What is needed here is an exact copy of all the entries below.

—————

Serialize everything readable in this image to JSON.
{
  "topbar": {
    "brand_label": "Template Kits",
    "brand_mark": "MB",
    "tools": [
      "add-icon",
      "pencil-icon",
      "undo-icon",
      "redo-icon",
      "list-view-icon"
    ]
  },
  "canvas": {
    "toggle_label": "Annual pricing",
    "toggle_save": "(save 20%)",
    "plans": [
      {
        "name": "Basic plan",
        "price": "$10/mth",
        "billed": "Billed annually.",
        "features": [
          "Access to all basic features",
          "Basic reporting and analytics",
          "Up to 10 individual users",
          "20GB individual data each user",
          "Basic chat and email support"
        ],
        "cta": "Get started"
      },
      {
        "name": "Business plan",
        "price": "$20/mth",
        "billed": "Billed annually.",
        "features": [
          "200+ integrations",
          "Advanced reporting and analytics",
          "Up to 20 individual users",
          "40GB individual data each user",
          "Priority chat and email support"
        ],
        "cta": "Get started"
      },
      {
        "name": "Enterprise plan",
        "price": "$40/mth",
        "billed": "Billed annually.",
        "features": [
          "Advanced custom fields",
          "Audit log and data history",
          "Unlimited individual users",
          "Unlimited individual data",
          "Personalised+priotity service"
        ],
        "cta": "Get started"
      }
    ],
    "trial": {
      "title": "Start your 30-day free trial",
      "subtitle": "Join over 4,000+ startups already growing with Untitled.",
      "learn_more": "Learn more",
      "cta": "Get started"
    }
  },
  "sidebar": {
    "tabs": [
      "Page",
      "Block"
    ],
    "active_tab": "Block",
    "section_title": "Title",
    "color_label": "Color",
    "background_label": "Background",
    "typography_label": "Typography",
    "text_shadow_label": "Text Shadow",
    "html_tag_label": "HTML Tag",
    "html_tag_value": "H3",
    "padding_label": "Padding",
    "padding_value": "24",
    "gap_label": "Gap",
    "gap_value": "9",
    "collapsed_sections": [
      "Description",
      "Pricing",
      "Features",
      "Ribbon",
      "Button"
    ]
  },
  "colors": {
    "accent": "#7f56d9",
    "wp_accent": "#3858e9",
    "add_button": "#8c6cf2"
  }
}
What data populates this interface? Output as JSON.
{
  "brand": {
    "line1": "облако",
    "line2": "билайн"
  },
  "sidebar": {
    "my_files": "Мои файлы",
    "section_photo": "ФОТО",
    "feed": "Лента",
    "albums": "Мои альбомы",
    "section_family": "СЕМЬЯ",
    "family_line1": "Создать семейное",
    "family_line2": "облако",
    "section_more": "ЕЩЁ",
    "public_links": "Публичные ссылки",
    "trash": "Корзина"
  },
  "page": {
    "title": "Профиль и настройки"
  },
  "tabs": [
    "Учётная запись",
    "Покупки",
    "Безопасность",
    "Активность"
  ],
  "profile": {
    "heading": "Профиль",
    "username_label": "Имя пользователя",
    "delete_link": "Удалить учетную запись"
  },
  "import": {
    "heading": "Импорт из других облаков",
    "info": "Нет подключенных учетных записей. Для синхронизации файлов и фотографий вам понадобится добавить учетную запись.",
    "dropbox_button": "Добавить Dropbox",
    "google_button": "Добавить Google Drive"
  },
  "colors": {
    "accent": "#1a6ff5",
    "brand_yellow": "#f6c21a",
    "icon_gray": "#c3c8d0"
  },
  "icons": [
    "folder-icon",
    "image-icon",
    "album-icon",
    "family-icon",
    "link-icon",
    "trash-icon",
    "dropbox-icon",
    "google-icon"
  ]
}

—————

▸ SOLUTION TO THE PROBLEM:
Serialize everything readable in this image to JSON.
{
  "topbar": {
    "brand_label": "Template Kits",
    "brand_mark": "MB",
    "tools": [
      "add-icon",
      "pencil-icon",
      "undo-icon",
      "redo-icon",
      "list-view-icon"
    ]
  },
  "canvas": {
    "toggle_label": "Annual pricing",
    "toggle_save": "(save 20%)",
    "plans": [
      {
        "name": "Basic plan",
        "price": "$10/mth",
        "billed": "Billed annually.",
        "features": [
          "Access to all basic features",
          "Basic reporting and analytics",
          "Up to 10 individual users",
          "20GB individual data each user",
          "Basic chat and email support"
        ],
        "cta": "Get started"
      },
      {
        "name": "Business plan",
        "price": "$20/mth",
        "billed": "Billed annually.",
        "features": [
          "200+ integrations",
          "Advanced reporting and analytics",
          "Up to 20 individual users",
          "40GB individual data each user",
          "Priority chat and email support"
        ],
        "cta": "Get started"
      },
      {
        "name": "Enterprise plan",
        "price": "$40/mth",
        "billed": "Billed annually.",
        "features": [
          "Advanced custom fields",
          "Audit log and data history",
          "Unlimited individual users",
          "Unlimited individual data",
          "Personalised+priotity service"
        ],
        "cta": "Get started"
      }
    ],
    "trial": {
      "title": "Start your 30-day free trial",
      "subtitle": "Join over 4,000+ startups already growing with Untitled.",
      "learn_more": "Learn more",
      "cta": "Get started"
    }
  },
  "sidebar": {
    "tabs": [
      "Page",
      "Block"
    ],
    "active_tab": "Block",
    "section_title": "Title",
    "color_label": "Color",
    "background_label": "Background",
    "typography_label": "Typography",
    "text_shadow_label": "Text Shadow",
    "html_tag_label": "HTML Tag",
    "html_tag_value": "H3",
    "padding_label": "Padding",
    "padding_value": "24",
    "gap_label": "Gap",
    "gap_value": "9",
    "collapsed_sections": [
      "Description",
      "Pricing",
      "Features",
      "Ribbon",
      "Button"
    ]
  },
  "colors": {
    "accent": "#7f56d9",
    "wp_accent": "#3858e9",
    "add_button": "#8c6cf2"
  }
}
What data populates this interface? Output as JSON.
{
  "brand": {
    "line1": "облако",
    "line2": "билайн"
  },
  "sidebar": {
    "my_files": "Мои файлы",
    "section_photo": "ФОТО",
    "feed": "Лента",
    "albums": "Мои альбомы",
    "section_family": "СЕМЬЯ",
    "family_line1": "Создать семейное",
    "family_line2": "облако",
    "section_more": "ЕЩЁ",
    "public_links": "Публичные ссылки",
    "trash": "Корзина"
  },
  "page": {
    "title": "Профиль и настройки"
  },
  "tabs": [
    "Учётная запись",
    "Покупки",
    "Безопасность",
    "Активность"
  ],
  "profile": {
    "heading": "Профиль",
    "username_label": "Имя пользователя",
    "delete_link": "Удалить учетную запись"
  },
  "import": {
    "heading": "Импорт из других облаков",
    "info": "Нет подключенных учетных записей. Для синхронизации файлов и фотографий вам понадобится добавить учетную запись.",
    "dropbox_button": "Добавить Dropbox",
    "google_button": "Добавить Google Drive"
  },
  "colors": {
    "accent": "#1a6ff5",
    "brand_yellow": "#f6c21a",
    "icon_gray": "#c3c8d0"
  },
  "icons": [
    "folder-icon",
    "image-icon",
    "album-icon",
    "family-icon",
    "link-icon",
    "trash-icon",
    "dropbox-icon",
    "google-icon"
  ]
}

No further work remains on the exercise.